<<<<
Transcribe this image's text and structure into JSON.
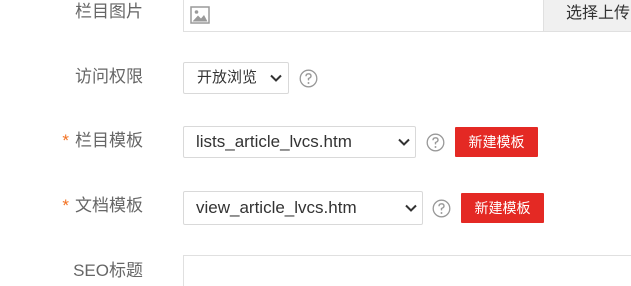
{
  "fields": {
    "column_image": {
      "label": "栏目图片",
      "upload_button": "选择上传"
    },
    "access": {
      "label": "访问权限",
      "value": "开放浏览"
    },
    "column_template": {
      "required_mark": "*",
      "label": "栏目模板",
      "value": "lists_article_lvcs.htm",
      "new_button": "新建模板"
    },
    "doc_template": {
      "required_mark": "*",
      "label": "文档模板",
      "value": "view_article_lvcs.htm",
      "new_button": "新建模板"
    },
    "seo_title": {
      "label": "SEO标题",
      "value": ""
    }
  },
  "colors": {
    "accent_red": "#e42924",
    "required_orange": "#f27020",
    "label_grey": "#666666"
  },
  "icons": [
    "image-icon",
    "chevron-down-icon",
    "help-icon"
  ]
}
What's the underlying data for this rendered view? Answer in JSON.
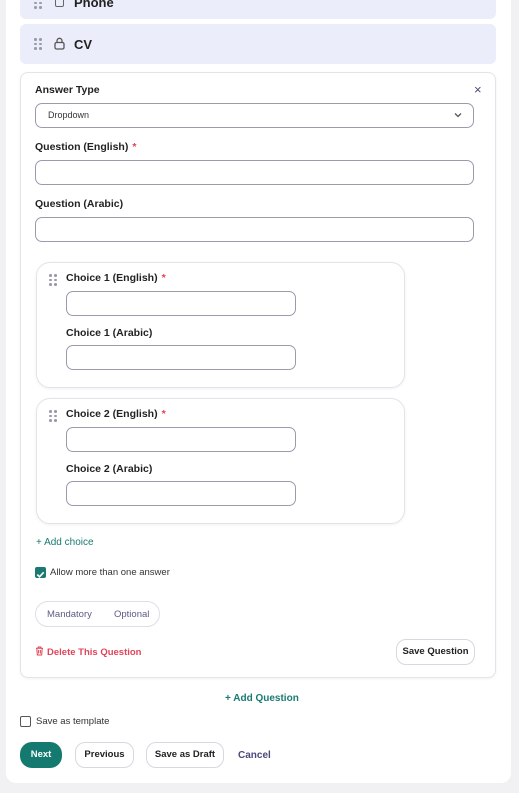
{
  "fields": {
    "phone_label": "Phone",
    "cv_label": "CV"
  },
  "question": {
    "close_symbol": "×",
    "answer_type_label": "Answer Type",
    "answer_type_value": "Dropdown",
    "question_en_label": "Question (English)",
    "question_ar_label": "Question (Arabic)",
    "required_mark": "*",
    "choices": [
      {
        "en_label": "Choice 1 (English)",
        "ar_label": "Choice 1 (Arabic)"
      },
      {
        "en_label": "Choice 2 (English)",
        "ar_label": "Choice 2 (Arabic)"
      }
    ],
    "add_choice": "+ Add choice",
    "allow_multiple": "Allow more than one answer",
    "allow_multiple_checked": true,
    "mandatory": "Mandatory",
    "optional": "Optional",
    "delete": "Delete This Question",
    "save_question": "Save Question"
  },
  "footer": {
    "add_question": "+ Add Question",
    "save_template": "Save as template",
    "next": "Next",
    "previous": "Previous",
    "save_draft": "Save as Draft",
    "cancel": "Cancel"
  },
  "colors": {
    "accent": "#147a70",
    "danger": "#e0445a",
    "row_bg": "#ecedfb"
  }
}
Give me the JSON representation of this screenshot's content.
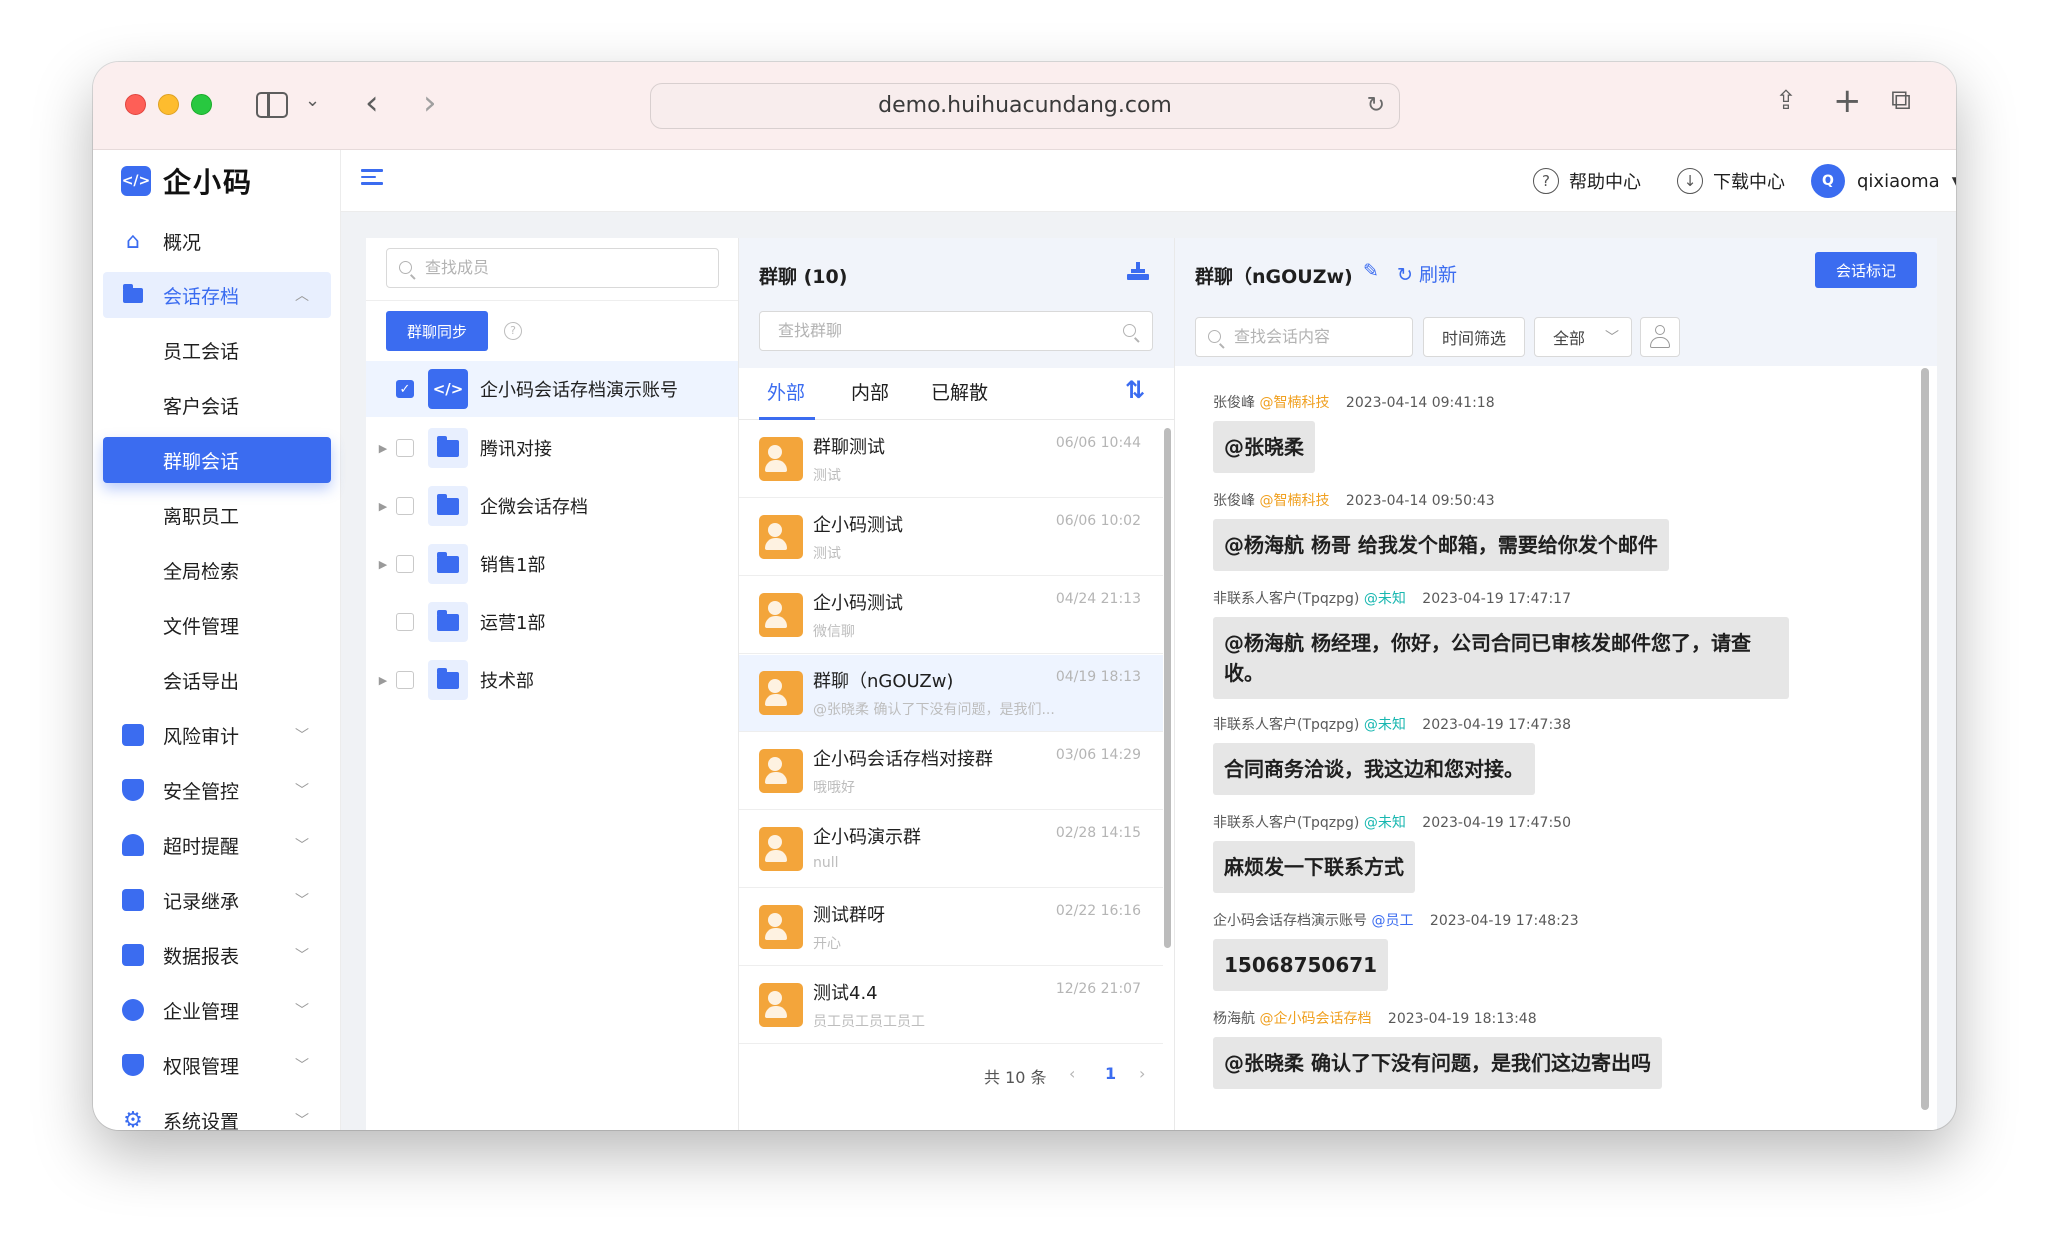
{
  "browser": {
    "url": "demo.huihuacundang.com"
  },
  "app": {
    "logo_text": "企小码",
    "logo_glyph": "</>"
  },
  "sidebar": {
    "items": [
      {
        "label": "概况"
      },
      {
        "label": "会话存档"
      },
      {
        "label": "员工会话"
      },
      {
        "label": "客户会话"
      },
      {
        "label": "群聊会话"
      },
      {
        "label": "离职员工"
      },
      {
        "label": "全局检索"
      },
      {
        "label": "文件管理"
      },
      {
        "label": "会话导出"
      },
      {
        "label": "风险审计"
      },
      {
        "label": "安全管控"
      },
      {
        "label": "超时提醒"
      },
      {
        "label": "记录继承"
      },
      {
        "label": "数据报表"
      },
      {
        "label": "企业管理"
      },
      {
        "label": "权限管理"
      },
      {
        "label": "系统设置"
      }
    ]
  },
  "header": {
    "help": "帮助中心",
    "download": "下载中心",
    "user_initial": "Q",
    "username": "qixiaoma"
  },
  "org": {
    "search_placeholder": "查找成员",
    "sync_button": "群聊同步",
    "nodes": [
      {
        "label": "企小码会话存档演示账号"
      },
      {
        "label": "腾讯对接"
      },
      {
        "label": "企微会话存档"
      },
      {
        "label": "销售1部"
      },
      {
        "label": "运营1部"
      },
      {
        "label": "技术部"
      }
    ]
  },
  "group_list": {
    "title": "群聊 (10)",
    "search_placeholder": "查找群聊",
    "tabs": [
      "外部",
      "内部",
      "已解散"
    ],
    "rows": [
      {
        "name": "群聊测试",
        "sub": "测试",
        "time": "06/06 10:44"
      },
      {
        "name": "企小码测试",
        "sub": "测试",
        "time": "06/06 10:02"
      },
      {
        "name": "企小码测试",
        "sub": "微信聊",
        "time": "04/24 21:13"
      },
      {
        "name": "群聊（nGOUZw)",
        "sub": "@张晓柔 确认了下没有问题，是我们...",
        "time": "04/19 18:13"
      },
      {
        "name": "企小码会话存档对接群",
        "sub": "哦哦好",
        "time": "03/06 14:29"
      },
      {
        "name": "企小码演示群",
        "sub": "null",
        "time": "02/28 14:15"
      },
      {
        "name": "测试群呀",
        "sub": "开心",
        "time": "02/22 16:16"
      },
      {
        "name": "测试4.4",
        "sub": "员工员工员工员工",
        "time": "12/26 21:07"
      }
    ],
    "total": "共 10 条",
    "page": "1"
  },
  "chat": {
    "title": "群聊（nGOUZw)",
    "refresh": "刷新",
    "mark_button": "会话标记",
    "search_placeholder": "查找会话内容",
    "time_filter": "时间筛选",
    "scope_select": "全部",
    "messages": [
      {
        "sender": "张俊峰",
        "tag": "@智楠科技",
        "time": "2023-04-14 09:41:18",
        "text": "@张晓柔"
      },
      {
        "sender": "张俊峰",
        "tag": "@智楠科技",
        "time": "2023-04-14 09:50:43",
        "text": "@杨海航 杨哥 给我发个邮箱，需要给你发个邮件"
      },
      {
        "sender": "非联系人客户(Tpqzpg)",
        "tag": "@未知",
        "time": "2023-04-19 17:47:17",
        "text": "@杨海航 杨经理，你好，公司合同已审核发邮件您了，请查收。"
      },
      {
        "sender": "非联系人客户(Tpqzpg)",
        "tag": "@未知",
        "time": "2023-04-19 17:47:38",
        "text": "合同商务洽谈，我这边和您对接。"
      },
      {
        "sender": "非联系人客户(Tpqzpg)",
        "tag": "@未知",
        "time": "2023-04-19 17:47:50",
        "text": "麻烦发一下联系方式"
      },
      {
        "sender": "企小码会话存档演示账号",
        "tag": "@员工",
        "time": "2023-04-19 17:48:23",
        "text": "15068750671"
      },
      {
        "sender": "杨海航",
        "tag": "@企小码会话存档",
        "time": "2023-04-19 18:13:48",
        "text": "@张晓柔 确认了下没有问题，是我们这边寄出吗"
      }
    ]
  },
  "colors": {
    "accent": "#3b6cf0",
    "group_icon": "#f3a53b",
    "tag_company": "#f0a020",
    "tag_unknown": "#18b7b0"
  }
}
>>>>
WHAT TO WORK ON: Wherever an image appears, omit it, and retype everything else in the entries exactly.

YOUR RESPONSE:
Transcribe this image's text and structure into JSON.
{
  "fields": {
    "column_image": {
      "label": "栏目图片",
      "upload_button": "选择上传"
    },
    "access": {
      "label": "访问权限",
      "value": "开放浏览"
    },
    "column_template": {
      "required_mark": "*",
      "label": "栏目模板",
      "value": "lists_article_lvcs.htm",
      "new_button": "新建模板"
    },
    "doc_template": {
      "required_mark": "*",
      "label": "文档模板",
      "value": "view_article_lvcs.htm",
      "new_button": "新建模板"
    },
    "seo_title": {
      "label": "SEO标题",
      "value": ""
    }
  },
  "colors": {
    "accent_red": "#e42924",
    "required_orange": "#f27020",
    "label_grey": "#666666"
  },
  "icons": [
    "image-icon",
    "chevron-down-icon",
    "help-icon"
  ]
}
What's the underlying data for this rendered view? Answer in JSON.
{
  "fields": {
    "phone_label": "Phone",
    "cv_label": "CV"
  },
  "question": {
    "close_symbol": "×",
    "answer_type_label": "Answer Type",
    "answer_type_value": "Dropdown",
    "question_en_label": "Question (English)",
    "question_ar_label": "Question (Arabic)",
    "required_mark": "*",
    "choices": [
      {
        "en_label": "Choice 1 (English)",
        "ar_label": "Choice 1 (Arabic)"
      },
      {
        "en_label": "Choice 2 (English)",
        "ar_label": "Choice 2 (Arabic)"
      }
    ],
    "add_choice": "+ Add choice",
    "allow_multiple": "Allow more than one answer",
    "allow_multiple_checked": true,
    "mandatory": "Mandatory",
    "optional": "Optional",
    "delete": "Delete This Question",
    "save_question": "Save Question"
  },
  "footer": {
    "add_question": "+ Add Question",
    "save_template": "Save as template",
    "next": "Next",
    "previous": "Previous",
    "save_draft": "Save as Draft",
    "cancel": "Cancel"
  },
  "colors": {
    "accent": "#147a70",
    "danger": "#e0445a",
    "row_bg": "#ecedfb"
  }
}
Give me the JSON representation of this screenshot's content.
{
  "browser": {
    "url": "demo.huihuacundang.com"
  },
  "app": {
    "logo_text": "企小码",
    "logo_glyph": "</>"
  },
  "sidebar": {
    "items": [
      {
        "label": "概况"
      },
      {
        "label": "会话存档"
      },
      {
        "label": "员工会话"
      },
      {
        "label": "客户会话"
      },
      {
        "label": "群聊会话"
      },
      {
        "label": "离职员工"
      },
      {
        "label": "全局检索"
      },
      {
        "label": "文件管理"
      },
      {
        "label": "会话导出"
      },
      {
        "label": "风险审计"
      },
      {
        "label": "安全管控"
      },
      {
        "label": "超时提醒"
      },
      {
        "label": "记录继承"
      },
      {
        "label": "数据报表"
      },
      {
        "label": "企业管理"
      },
      {
        "label": "权限管理"
      },
      {
        "label": "系统设置"
      }
    ]
  },
  "header": {
    "help": "帮助中心",
    "download": "下载中心",
    "user_initial": "Q",
    "username": "qixiaoma"
  },
  "org": {
    "search_placeholder": "查找成员",
    "sync_button": "群聊同步",
    "nodes": [
      {
        "label": "企小码会话存档演示账号"
      },
      {
        "label": "腾讯对接"
      },
      {
        "label": "企微会话存档"
      },
      {
        "label": "销售1部"
      },
      {
        "label": "运营1部"
      },
      {
        "label": "技术部"
      }
    ]
  },
  "group_list": {
    "title": "群聊 (10)",
    "search_placeholder": "查找群聊",
    "tabs": [
      "外部",
      "内部",
      "已解散"
    ],
    "rows": [
      {
        "name": "群聊测试",
        "sub": "测试",
        "time": "06/06 10:44"
      },
      {
        "name": "企小码测试",
        "sub": "测试",
        "time": "06/06 10:02"
      },
      {
        "name": "企小码测试",
        "sub": "微信聊",
        "time": "04/24 21:13"
      },
      {
        "name": "群聊（nGOUZw)",
        "sub": "@张晓柔 确认了下没有问题，是我们...",
        "time": "04/19 18:13"
      },
      {
        "name": "企小码会话存档对接群",
        "sub": "哦哦好",
        "time": "03/06 14:29"
      },
      {
        "name": "企小码演示群",
        "sub": "null",
        "time": "02/28 14:15"
      },
      {
        "name": "测试群呀",
        "sub": "开心",
        "time": "02/22 16:16"
      },
      {
        "name": "测试4.4",
        "sub": "员工员工员工员工",
        "time": "12/26 21:07"
      }
    ],
    "total": "共 10 条",
    "page": "1"
  },
  "chat": {
    "title": "群聊（nGOUZw)",
    "refresh": "刷新",
    "mark_button": "会话标记",
    "search_placeholder": "查找会话内容",
    "time_filter": "时间筛选",
    "scope_select": "全部",
    "messages": [
      {
        "sender": "张俊峰",
        "tag": "@智楠科技",
        "time": "2023-04-14 09:41:18",
        "text": "@张晓柔"
      },
      {
        "sender": "张俊峰",
        "tag": "@智楠科技",
        "time": "2023-04-14 09:50:43",
        "text": "@杨海航 杨哥 给我发个邮箱，需要给你发个邮件"
      },
      {
        "sender": "非联系人客户(Tpqzpg)",
        "tag": "@未知",
        "time": "2023-04-19 17:47:17",
        "text": "@杨海航 杨经理，你好，公司合同已审核发邮件您了，请查收。"
      },
      {
        "sender": "非联系人客户(Tpqzpg)",
        "tag": "@未知",
        "time": "2023-04-19 17:47:38",
        "text": "合同商务洽谈，我这边和您对接。"
      },
      {
        "sender": "非联系人客户(Tpqzpg)",
        "tag": "@未知",
        "time": "2023-04-19 17:47:50",
        "text": "麻烦发一下联系方式"
      },
      {
        "sender": "企小码会话存档演示账号",
        "tag": "@员工",
        "time": "2023-04-19 17:48:23",
        "text": "15068750671"
      },
      {
        "sender": "杨海航",
        "tag": "@企小码会话存档",
        "time": "2023-04-19 18:13:48",
        "text": "@张晓柔 确认了下没有问题，是我们这边寄出吗"
      }
    ]
  },
  "colors": {
    "accent": "#3b6cf0",
    "group_icon": "#f3a53b",
    "tag_company": "#f0a020",
    "tag_unknown": "#18b7b0"
  }
}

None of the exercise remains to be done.